What is required: Looking at the records below, please work out how many lines contain the word "Setting" and give the number alone.

----- Data to process

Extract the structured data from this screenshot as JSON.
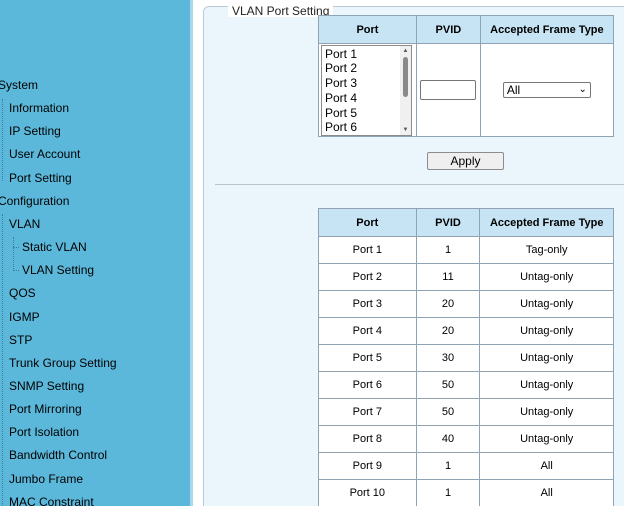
{
  "sidebar": {
    "items": [
      {
        "label": "System",
        "level": 0
      },
      {
        "label": "Information",
        "level": 1
      },
      {
        "label": "IP Setting",
        "level": 1
      },
      {
        "label": "User Account",
        "level": 1
      },
      {
        "label": "Port Setting",
        "level": 1
      },
      {
        "label": "Configuration",
        "level": 0
      },
      {
        "label": "VLAN",
        "level": 1
      },
      {
        "label": "Static VLAN",
        "level": 2
      },
      {
        "label": "VLAN Setting",
        "level": 2
      },
      {
        "label": "QOS",
        "level": 1
      },
      {
        "label": "IGMP",
        "level": 1
      },
      {
        "label": "STP",
        "level": 1
      },
      {
        "label": "Trunk Group Setting",
        "level": 1
      },
      {
        "label": "SNMP Setting",
        "level": 1
      },
      {
        "label": "Port Mirroring",
        "level": 1
      },
      {
        "label": "Port Isolation",
        "level": 1
      },
      {
        "label": "Bandwidth Control",
        "level": 1
      },
      {
        "label": "Jumbo Frame",
        "level": 1
      },
      {
        "label": "MAC Constraint",
        "level": 1
      }
    ]
  },
  "panel": {
    "legend": "VLAN Port Setting",
    "edit_table": {
      "headers": [
        "Port",
        "PVID",
        "Accepted Frame Type"
      ],
      "port_options": [
        "Port 1",
        "Port 2",
        "Port 3",
        "Port 4",
        "Port 5",
        "Port 6"
      ],
      "pvid_value": "",
      "frame_type_selected": "All"
    },
    "apply_label": "Apply",
    "status_table": {
      "headers": [
        "Port",
        "PVID",
        "Accepted Frame Type"
      ],
      "rows": [
        [
          "Port 1",
          "1",
          "Tag-only"
        ],
        [
          "Port 2",
          "11",
          "Untag-only"
        ],
        [
          "Port 3",
          "20",
          "Untag-only"
        ],
        [
          "Port 4",
          "20",
          "Untag-only"
        ],
        [
          "Port 5",
          "30",
          "Untag-only"
        ],
        [
          "Port 6",
          "50",
          "Untag-only"
        ],
        [
          "Port 7",
          "50",
          "Untag-only"
        ],
        [
          "Port 8",
          "40",
          "Untag-only"
        ],
        [
          "Port 9",
          "1",
          "All"
        ],
        [
          "Port 10",
          "1",
          "All"
        ]
      ]
    }
  },
  "colors": {
    "sidebar_bg": "#5bb8da",
    "panel_bg": "#eaf6fb",
    "header_bg": "#c6e4f4"
  }
}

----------

Reply: 6